Where is Home?

For the first thirty- odd years of our Unitarian existence in Peterborough, we were wanderers. We met weekly in places and spaces all across town, from school libraries to a former billiards hall. The first and only building we owned and was a decommissioned Salvation Army church on Chamberlain Street. We weren’t there long before it became evident that space was tight for a growing congregation. Years on we found ourselves at the door step of 775 Weller, at the time it was considered temporary until something else came along. That was around 2004.

While we settled-in and got comfortable, we started asking that question again – where is home? Where is the place that would fit us just right and we could feel grounded and secure? Subsequent years yielded innumerable surveys, market research, and building tours, and now, more than a decade later at Beth Israel, rather than wondering where to go, we’re asking what it would take to consider staying where we are, long term.

While it may appear as if it’s taken us an inordinate amount of time to arrive at this point of departure, I can assure you it didn’t pop up last week, and nor was it only our community that was curious about the possibilities. Beth Israel Congregation has been wondering the same. They’ve been assessing their own needs and resources and are asking what the future holds for their religious community.

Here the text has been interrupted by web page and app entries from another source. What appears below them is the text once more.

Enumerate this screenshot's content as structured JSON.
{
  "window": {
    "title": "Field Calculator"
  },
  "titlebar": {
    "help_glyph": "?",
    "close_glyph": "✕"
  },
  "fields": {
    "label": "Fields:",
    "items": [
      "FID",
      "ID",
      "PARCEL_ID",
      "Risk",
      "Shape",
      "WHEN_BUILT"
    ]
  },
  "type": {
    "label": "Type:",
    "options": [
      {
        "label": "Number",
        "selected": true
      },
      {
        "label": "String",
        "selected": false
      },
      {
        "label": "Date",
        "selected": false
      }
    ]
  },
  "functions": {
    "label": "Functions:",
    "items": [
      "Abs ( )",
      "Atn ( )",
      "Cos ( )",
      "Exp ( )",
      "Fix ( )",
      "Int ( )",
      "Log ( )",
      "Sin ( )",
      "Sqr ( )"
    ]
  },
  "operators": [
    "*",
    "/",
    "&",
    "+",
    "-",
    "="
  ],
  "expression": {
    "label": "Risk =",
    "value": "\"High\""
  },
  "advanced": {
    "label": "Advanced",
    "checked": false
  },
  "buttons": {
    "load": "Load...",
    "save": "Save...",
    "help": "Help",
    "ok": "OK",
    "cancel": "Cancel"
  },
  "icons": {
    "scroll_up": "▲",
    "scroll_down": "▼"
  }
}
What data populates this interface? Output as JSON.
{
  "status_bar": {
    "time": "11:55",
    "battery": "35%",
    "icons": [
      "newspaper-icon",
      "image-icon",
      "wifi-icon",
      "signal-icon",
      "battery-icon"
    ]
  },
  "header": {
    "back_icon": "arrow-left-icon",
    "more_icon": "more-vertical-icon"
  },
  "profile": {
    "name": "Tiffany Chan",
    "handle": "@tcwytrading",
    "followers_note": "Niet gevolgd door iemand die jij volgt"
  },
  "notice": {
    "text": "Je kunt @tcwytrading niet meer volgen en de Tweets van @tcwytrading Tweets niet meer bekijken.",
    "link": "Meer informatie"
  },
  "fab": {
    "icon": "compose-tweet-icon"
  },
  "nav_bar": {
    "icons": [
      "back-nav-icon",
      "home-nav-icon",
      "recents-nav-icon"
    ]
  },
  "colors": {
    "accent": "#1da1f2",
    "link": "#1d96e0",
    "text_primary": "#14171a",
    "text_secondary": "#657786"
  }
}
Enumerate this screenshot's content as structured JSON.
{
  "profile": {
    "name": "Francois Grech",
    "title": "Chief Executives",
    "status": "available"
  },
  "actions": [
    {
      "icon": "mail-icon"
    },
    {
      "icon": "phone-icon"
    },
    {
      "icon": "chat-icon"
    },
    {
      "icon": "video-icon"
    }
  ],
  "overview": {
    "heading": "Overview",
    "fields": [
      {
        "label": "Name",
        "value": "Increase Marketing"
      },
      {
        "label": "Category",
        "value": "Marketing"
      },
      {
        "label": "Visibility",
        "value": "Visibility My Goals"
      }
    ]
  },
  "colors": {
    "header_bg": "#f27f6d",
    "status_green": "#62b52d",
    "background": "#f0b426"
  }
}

Because our two organizations have been building relationship for more than a decade and we’ve grown attached to the facility, we can’t help but ask those awkward and difficult questions; What are the possibilities in co-managing the property?, Why couldn’t we consider co-ownership?, How can we move toward sharing resources? Many questions arise as soon as you open the gate.

On Saturday, May 12, our two communities, UFP & BIC, are co-hosting a community conversation about creating a shared sense of belonging and ownership. Please plan to attend. The invitation is here.

Now is an exciting time as the conversation is emergent and exploratory, ripe with possibilities. It’s also important to maintain a critical perspective on our resources and what we might stand to lose. That’s why it’s important for everyone to attend. We need diversity of viewpoint.

Of course none of this commits us to anything. It’s about asking questions, maintaining an open mind and being curious. There are all things I believe we hold as Unitarians, so we are good candidates to enter into this dialogue and explore possibilities for a new phase of our congregational journey. I encourage you to come along for the ride.

— Your in Fellowship. Scott Donovan

p.s. Attached is a document for your perusal. It’s a summary of a workshop held February 10, hosted by Kendra Fry, attended by six UU’s and seven members of the Jewish community. We tossed around ideas, shared stories, and responded to prompts from our host, Kendra. It was a preamble to the upcoming May 12 event. Please have a look. It’s a good primer for that community conversation.